My question is directed to professing Christians who don't believe in any of the key doctrines held by evangelical churches, such as the Virgin Birth, the Resurrection, and Jesus Christ as the only path to salvation. If you believe in the evangelical doctrine of salvation, this question isn't for you.
I come from an evangelical background, which taught me to believe in the Virgin Birth, the Resurrection, and that Jesus is the only path to salvation. I understand that there are some Christians who don't believe in these things, which I think are the pillars and the cornerstone of Christianity, without which Christianity has no reason to exist. These Christians are commonly identified as "liberal Christians." You can read more about the view of this group of Christians here, and read a conservative theologian's response to their views here.
Back to my main question:
If one doesn't believe that Jesus is the only path to salvation, what is the "selling point" of Christianity? Why should people bother to become Christians at all? It would be equally okay to be an atheist, agnostic, or Buddhist who believes in Jesus as a great teacher and religion leader, but nothing more.
By the same token, as I see it, if liberal Christians think that Bible is just another book, written and compiled by mere humans with human errors in it, then it is no longer infallible, and there is no reason to pay attention to Biblical teachings on any subject. So what is the difference between liberal Christians and non-Christians? Non-Christians can draw inspiration from the Bible in the same way as these Christians do. They believe in exactly the same thing!
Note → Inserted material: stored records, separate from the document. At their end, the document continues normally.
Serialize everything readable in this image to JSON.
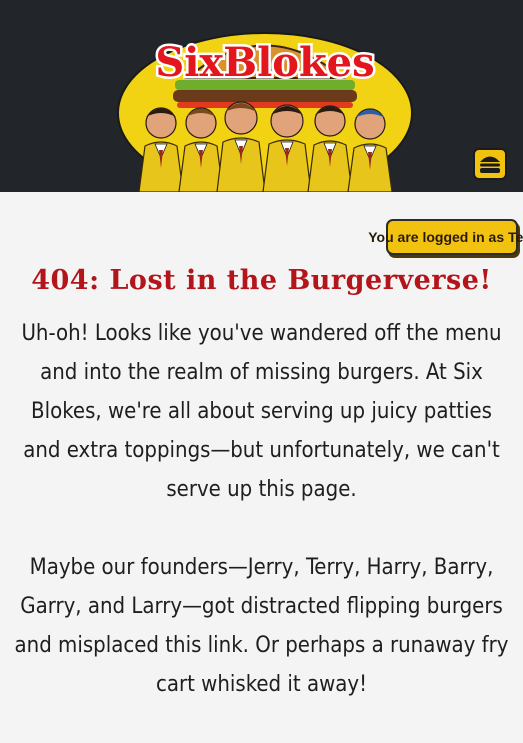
{
  "header": {
    "logo_text": "SixBlokes",
    "menu_icon": "burger-icon"
  },
  "user": {
    "status_text": "You are logged in as Test"
  },
  "main": {
    "title": "404: Lost in the Burgerverse!",
    "paragraphs": [
      "Uh-oh! Looks like you've wandered off the menu and into the realm of missing burgers. At Six Blokes, we're all about serving up juicy patties and extra toppings—but unfortunately, we can't serve up this page.",
      "Maybe our founders—Jerry, Terry, Harry, Barry, Garry, and Larry—got distracted flipping burgers and misplaced this link. Or perhaps a runaway fry cart whisked it away!"
    ]
  },
  "colors": {
    "header_bg": "#22252a",
    "accent_yellow": "#f2c210",
    "title_red": "#b3151b",
    "page_bg": "#f3f4f3"
  }
}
I am curious: On what basis do liberal Christians identify themselves as Christians?